• PROMPT: Return, from the material below, each line in which the word "selected" is present.

====================

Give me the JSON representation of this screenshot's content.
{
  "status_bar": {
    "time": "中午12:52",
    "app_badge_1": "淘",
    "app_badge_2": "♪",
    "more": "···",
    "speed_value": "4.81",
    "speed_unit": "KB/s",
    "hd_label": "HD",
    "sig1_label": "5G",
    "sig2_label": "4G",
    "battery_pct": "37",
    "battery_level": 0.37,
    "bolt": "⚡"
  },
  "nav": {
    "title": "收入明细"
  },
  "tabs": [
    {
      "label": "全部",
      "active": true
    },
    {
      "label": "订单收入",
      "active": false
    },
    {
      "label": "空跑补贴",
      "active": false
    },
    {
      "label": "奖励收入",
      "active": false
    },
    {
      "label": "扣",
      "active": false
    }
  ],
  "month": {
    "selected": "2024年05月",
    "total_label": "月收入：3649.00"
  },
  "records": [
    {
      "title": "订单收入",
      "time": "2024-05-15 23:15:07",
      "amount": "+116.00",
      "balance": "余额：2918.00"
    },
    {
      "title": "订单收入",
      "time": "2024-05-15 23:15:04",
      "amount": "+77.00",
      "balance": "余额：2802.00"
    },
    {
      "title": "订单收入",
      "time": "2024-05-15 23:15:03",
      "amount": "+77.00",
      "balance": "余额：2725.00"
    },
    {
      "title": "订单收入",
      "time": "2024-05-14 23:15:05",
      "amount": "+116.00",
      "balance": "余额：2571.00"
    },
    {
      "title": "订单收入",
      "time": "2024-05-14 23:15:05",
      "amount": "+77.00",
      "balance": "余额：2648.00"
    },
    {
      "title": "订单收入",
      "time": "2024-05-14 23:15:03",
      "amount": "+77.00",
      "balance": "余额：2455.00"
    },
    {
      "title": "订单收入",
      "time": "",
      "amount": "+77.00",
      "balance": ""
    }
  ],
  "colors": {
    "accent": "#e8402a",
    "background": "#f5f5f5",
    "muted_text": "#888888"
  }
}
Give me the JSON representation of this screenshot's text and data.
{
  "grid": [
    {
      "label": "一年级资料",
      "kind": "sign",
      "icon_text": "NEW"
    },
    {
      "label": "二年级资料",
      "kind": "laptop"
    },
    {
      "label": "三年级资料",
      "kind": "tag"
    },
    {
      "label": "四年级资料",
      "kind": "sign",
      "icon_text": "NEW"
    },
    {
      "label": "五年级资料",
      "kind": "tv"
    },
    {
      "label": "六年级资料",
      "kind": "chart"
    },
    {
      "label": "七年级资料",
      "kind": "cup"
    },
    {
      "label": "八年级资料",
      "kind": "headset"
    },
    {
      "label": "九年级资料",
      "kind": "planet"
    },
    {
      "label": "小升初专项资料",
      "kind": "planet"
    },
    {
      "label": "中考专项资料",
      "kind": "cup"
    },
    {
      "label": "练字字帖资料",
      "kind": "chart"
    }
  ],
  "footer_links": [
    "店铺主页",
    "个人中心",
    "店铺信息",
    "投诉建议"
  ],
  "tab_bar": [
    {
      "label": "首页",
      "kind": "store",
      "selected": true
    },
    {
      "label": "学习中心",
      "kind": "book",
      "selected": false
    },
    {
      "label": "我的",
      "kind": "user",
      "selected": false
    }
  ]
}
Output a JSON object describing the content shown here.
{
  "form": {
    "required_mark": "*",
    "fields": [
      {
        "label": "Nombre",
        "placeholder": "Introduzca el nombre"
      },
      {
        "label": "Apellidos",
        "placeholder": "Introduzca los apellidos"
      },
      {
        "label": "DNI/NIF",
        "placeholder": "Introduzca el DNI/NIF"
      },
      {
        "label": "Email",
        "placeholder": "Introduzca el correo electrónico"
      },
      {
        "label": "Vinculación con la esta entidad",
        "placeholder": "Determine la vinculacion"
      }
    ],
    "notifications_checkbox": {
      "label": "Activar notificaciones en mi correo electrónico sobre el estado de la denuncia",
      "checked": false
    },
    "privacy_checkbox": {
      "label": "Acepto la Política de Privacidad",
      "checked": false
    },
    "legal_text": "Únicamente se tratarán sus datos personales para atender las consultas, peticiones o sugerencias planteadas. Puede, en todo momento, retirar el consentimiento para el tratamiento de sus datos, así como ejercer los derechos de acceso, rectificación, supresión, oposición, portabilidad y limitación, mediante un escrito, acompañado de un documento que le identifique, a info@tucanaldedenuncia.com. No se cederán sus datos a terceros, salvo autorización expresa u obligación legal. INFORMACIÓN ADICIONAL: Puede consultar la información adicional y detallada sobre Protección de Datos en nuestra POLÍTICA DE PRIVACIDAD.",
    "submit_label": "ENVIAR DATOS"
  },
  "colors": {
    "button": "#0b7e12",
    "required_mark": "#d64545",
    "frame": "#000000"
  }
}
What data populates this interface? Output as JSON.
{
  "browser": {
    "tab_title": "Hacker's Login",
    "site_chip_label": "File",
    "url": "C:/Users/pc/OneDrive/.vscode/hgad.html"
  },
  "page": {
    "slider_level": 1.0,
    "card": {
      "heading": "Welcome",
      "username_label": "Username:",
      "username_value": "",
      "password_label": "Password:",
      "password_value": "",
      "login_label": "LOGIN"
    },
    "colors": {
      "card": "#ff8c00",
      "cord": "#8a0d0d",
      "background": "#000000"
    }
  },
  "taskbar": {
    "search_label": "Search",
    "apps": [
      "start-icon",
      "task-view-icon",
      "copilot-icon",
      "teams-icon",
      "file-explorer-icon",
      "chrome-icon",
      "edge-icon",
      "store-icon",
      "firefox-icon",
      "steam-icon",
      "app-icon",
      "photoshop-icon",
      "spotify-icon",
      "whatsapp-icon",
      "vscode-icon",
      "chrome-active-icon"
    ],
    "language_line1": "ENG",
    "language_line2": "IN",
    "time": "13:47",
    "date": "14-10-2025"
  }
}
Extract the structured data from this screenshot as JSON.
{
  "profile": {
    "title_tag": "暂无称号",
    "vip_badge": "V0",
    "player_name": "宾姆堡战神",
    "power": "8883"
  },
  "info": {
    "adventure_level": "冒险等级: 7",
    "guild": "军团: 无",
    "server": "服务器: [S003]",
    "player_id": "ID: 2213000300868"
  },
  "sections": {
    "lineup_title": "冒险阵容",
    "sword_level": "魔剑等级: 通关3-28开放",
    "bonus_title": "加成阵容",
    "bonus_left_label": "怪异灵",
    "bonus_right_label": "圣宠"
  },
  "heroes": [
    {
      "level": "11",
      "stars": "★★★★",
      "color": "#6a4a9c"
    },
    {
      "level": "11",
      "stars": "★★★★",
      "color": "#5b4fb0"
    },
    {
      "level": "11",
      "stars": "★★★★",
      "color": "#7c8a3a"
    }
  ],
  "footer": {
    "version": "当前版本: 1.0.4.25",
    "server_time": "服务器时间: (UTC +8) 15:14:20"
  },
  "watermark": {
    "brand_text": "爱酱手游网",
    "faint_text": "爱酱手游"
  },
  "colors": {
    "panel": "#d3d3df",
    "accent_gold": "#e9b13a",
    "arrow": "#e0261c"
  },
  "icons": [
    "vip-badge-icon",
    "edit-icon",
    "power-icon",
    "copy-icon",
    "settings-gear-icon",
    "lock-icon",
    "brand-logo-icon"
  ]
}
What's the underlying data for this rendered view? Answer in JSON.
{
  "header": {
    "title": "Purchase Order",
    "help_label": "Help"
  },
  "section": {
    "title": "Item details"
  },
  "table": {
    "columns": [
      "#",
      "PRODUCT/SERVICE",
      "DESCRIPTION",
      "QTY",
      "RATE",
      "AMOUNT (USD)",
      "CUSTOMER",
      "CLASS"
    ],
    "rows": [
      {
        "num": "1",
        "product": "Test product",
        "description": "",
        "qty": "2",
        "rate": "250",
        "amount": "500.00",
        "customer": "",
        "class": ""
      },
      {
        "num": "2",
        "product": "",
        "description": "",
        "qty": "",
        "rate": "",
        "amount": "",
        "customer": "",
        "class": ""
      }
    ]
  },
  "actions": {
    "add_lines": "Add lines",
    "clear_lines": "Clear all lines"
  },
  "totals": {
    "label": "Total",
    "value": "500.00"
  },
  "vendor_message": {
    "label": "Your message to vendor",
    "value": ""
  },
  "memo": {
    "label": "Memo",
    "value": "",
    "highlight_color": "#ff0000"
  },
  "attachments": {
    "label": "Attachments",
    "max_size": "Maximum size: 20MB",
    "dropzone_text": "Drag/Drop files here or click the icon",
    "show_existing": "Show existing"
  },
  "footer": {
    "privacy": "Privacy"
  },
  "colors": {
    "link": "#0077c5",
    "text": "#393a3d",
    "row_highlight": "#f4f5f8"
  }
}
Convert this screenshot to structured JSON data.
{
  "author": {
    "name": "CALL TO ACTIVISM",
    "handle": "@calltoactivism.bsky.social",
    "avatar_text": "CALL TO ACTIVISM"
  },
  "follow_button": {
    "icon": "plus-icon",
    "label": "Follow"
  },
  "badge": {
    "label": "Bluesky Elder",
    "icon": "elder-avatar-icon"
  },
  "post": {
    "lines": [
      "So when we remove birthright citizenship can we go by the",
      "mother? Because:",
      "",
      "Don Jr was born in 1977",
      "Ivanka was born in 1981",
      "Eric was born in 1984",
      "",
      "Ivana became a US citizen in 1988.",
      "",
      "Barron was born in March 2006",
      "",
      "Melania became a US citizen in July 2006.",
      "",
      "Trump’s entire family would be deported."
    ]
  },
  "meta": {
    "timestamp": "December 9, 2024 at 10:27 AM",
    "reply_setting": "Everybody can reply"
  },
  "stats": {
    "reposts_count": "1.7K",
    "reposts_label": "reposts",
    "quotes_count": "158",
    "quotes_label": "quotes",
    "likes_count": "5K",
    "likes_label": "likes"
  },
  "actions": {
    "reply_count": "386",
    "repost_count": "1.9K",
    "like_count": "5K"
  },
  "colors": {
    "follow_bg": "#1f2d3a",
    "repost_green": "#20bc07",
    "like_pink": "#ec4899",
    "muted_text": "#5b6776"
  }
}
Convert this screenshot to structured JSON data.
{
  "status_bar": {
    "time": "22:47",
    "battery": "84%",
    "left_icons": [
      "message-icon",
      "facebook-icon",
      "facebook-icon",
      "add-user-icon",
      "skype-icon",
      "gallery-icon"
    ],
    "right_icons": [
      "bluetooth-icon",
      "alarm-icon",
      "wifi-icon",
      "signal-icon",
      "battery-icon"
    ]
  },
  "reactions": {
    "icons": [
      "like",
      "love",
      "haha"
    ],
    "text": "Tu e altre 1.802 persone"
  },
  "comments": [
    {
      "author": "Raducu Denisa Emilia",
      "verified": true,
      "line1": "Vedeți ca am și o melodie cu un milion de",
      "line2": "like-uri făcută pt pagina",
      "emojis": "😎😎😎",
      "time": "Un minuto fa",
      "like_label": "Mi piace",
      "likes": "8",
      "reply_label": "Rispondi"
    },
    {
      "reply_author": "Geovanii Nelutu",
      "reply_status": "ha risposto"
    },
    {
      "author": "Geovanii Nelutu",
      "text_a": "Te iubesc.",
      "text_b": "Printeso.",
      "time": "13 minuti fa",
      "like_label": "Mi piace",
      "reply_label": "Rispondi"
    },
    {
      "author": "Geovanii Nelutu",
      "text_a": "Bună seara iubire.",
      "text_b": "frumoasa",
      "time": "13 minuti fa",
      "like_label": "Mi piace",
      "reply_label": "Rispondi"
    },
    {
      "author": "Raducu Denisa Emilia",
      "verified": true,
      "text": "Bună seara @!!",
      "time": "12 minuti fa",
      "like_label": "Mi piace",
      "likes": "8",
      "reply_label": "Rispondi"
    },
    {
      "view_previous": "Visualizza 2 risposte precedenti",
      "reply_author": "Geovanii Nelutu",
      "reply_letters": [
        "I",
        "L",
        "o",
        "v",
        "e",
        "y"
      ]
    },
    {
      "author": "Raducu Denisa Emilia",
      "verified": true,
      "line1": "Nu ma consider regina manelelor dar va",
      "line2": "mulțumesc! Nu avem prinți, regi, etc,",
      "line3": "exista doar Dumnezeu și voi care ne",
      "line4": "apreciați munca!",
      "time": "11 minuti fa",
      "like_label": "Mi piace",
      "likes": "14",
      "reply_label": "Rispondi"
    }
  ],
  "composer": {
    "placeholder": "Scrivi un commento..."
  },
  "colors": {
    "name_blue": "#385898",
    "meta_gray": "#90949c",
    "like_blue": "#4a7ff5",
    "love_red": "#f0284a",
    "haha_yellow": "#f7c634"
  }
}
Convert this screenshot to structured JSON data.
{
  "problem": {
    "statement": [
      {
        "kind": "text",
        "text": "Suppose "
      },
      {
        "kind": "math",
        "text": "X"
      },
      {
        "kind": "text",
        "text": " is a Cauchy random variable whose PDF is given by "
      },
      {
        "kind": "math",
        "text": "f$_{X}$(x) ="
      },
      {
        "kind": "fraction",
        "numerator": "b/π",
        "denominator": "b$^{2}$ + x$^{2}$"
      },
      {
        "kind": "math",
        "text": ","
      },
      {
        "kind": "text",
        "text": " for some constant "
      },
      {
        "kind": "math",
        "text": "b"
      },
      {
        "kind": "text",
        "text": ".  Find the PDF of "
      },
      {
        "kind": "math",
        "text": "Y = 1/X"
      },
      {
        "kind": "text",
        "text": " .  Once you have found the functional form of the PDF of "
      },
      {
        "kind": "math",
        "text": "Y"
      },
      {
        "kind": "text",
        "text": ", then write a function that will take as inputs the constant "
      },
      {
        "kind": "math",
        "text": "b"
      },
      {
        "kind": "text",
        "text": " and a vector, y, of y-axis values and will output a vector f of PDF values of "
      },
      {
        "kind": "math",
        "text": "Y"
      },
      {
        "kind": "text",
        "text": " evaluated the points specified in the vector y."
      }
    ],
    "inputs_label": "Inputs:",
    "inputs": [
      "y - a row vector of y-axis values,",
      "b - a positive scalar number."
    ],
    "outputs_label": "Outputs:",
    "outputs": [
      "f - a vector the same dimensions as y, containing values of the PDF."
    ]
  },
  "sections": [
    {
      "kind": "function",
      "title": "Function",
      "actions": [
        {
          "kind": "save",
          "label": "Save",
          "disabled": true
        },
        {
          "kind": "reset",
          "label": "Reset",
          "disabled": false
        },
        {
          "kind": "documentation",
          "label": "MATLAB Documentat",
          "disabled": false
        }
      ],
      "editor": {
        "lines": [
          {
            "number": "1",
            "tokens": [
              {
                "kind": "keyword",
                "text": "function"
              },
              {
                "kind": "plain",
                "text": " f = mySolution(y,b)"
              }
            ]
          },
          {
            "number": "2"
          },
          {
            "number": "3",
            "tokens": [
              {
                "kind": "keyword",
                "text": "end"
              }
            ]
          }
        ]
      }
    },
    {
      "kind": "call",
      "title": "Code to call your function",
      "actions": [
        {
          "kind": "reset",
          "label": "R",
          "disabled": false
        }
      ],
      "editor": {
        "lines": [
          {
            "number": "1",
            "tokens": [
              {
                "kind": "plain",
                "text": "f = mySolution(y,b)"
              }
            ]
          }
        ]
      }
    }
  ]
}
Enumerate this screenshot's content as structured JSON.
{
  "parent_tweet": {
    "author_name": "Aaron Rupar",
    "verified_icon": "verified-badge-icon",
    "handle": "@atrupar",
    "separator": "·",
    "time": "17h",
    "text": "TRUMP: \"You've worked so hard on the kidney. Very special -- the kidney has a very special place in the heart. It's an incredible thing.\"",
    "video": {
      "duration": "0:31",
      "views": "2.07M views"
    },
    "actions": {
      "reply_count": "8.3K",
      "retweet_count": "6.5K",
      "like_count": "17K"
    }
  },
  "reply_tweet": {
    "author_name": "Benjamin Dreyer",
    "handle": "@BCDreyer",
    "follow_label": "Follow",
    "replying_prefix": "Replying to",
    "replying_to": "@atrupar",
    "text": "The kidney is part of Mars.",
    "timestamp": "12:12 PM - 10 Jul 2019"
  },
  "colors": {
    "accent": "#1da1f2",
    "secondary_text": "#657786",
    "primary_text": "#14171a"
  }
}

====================

• EXERCISE RESULT:
    "selected": "2024年05月",
      "selected": true
      "selected": false
      "selected": false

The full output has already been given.